[What the task asks]: The entries are to be repeated verbatim, with nothing left out.

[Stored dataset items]
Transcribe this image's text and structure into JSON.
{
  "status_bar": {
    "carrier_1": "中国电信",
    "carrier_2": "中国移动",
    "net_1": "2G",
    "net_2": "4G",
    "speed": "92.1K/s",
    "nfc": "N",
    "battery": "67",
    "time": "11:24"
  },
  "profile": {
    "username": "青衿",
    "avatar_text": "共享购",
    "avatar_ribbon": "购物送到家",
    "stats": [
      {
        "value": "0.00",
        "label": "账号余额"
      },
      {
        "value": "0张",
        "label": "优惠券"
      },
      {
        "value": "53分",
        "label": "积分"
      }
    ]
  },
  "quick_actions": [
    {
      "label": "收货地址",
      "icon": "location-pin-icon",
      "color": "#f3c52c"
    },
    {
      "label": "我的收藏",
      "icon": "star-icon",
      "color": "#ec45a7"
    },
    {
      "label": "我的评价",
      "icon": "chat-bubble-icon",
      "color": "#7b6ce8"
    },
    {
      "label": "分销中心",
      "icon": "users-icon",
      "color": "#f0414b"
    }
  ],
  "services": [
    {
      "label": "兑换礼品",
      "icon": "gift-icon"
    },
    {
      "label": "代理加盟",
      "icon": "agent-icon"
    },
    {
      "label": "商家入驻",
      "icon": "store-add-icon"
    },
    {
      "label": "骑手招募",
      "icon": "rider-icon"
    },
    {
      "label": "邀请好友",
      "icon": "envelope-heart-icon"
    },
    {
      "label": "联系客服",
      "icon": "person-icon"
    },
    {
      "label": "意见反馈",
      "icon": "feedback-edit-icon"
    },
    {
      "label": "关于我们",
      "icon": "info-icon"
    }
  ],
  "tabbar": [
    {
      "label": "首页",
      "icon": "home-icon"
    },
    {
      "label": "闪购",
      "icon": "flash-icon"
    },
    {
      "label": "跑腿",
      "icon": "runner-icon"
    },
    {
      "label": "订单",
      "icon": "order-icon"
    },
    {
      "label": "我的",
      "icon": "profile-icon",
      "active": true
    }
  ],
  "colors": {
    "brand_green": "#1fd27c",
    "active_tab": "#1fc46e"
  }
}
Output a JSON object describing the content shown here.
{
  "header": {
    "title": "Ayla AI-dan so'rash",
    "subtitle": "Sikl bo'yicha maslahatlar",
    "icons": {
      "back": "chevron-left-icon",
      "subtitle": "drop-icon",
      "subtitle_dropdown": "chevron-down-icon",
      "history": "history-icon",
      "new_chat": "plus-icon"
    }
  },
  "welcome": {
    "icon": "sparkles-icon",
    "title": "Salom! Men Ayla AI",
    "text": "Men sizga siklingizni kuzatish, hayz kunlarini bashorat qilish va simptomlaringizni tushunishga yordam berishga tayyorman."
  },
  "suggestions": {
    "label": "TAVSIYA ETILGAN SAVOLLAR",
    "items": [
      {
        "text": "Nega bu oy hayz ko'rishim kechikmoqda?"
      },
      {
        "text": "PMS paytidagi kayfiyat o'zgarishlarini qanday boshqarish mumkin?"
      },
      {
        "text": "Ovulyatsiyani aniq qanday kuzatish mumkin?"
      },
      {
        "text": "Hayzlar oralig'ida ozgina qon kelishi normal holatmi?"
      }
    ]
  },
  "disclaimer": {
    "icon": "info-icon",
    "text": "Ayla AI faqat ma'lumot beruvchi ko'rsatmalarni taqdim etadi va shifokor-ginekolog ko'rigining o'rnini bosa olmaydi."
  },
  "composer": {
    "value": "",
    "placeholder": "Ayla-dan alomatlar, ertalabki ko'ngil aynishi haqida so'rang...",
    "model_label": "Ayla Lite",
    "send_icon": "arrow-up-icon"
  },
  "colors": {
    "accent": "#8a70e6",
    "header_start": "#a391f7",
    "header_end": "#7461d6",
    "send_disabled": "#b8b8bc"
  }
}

[Solution for this exercise]:
Transcribe this image's text and structure into JSON.
{
  "status_bar": {
    "carrier_1": "中国电信",
    "carrier_2": "中国移动",
    "net_1": "2G",
    "net_2": "4G",
    "speed": "92.1K/s",
    "nfc": "N",
    "battery": "67",
    "time": "11:24"
  },
  "profile": {
    "username": "青衿",
    "avatar_text": "共享购",
    "avatar_ribbon": "购物送到家",
    "stats": [
      {
        "value": "0.00",
        "label": "账号余额"
      },
      {
        "value": "0张",
        "label": "优惠券"
      },
      {
        "value": "53分",
        "label": "积分"
      }
    ]
  },
  "quick_actions": [
    {
      "label": "收货地址",
      "icon": "location-pin-icon",
      "color": "#f3c52c"
    },
    {
      "label": "我的收藏",
      "icon": "star-icon",
      "color": "#ec45a7"
    },
    {
      "label": "我的评价",
      "icon": "chat-bubble-icon",
      "color": "#7b6ce8"
    },
    {
      "label": "分销中心",
      "icon": "users-icon",
      "color": "#f0414b"
    }
  ],
  "services": [
    {
      "label": "兑换礼品",
      "icon": "gift-icon"
    },
    {
      "label": "代理加盟",
      "icon": "agent-icon"
    },
    {
      "label": "商家入驻",
      "icon": "store-add-icon"
    },
    {
      "label": "骑手招募",
      "icon": "rider-icon"
    },
    {
      "label": "邀请好友",
      "icon": "envelope-heart-icon"
    },
    {
      "label": "联系客服",
      "icon": "person-icon"
    },
    {
      "label": "意见反馈",
      "icon": "feedback-edit-icon"
    },
    {
      "label": "关于我们",
      "icon": "info-icon"
    }
  ],
  "tabbar": [
    {
      "label": "首页",
      "icon": "home-icon"
    },
    {
      "label": "闪购",
      "icon": "flash-icon"
    },
    {
      "label": "跑腿",
      "icon": "runner-icon"
    },
    {
      "label": "订单",
      "icon": "order-icon"
    },
    {
      "label": "我的",
      "icon": "profile-icon",
      "active": true
    }
  ],
  "colors": {
    "brand_green": "#1fd27c",
    "active_tab": "#1fc46e"
  }
}
Output a JSON object describing the content shown here.
{
  "header": {
    "title": "Ayla AI-dan so'rash",
    "subtitle": "Sikl bo'yicha maslahatlar",
    "icons": {
      "back": "chevron-left-icon",
      "subtitle": "drop-icon",
      "subtitle_dropdown": "chevron-down-icon",
      "history": "history-icon",
      "new_chat": "plus-icon"
    }
  },
  "welcome": {
    "icon": "sparkles-icon",
    "title": "Salom! Men Ayla AI",
    "text": "Men sizga siklingizni kuzatish, hayz kunlarini bashorat qilish va simptomlaringizni tushunishga yordam berishga tayyorman."
  },
  "suggestions": {
    "label": "TAVSIYA ETILGAN SAVOLLAR",
    "items": [
      {
        "text": "Nega bu oy hayz ko'rishim kechikmoqda?"
      },
      {
        "text": "PMS paytidagi kayfiyat o'zgarishlarini qanday boshqarish mumkin?"
      },
      {
        "text": "Ovulyatsiyani aniq qanday kuzatish mumkin?"
      },
      {
        "text": "Hayzlar oralig'ida ozgina qon kelishi normal holatmi?"
      }
    ]
  },
  "disclaimer": {
    "icon": "info-icon",
    "text": "Ayla AI faqat ma'lumot beruvchi ko'rsatmalarni taqdim etadi va shifokor-ginekolog ko'rigining o'rnini bosa olmaydi."
  },
  "composer": {
    "value": "",
    "placeholder": "Ayla-dan alomatlar, ertalabki ko'ngil aynishi haqida so'rang...",
    "model_label": "Ayla Lite",
    "send_icon": "arrow-up-icon"
  },
  "colors": {
    "accent": "#8a70e6",
    "header_start": "#a391f7",
    "header_end": "#7461d6",
    "send_disabled": "#b8b8bc"
  }
}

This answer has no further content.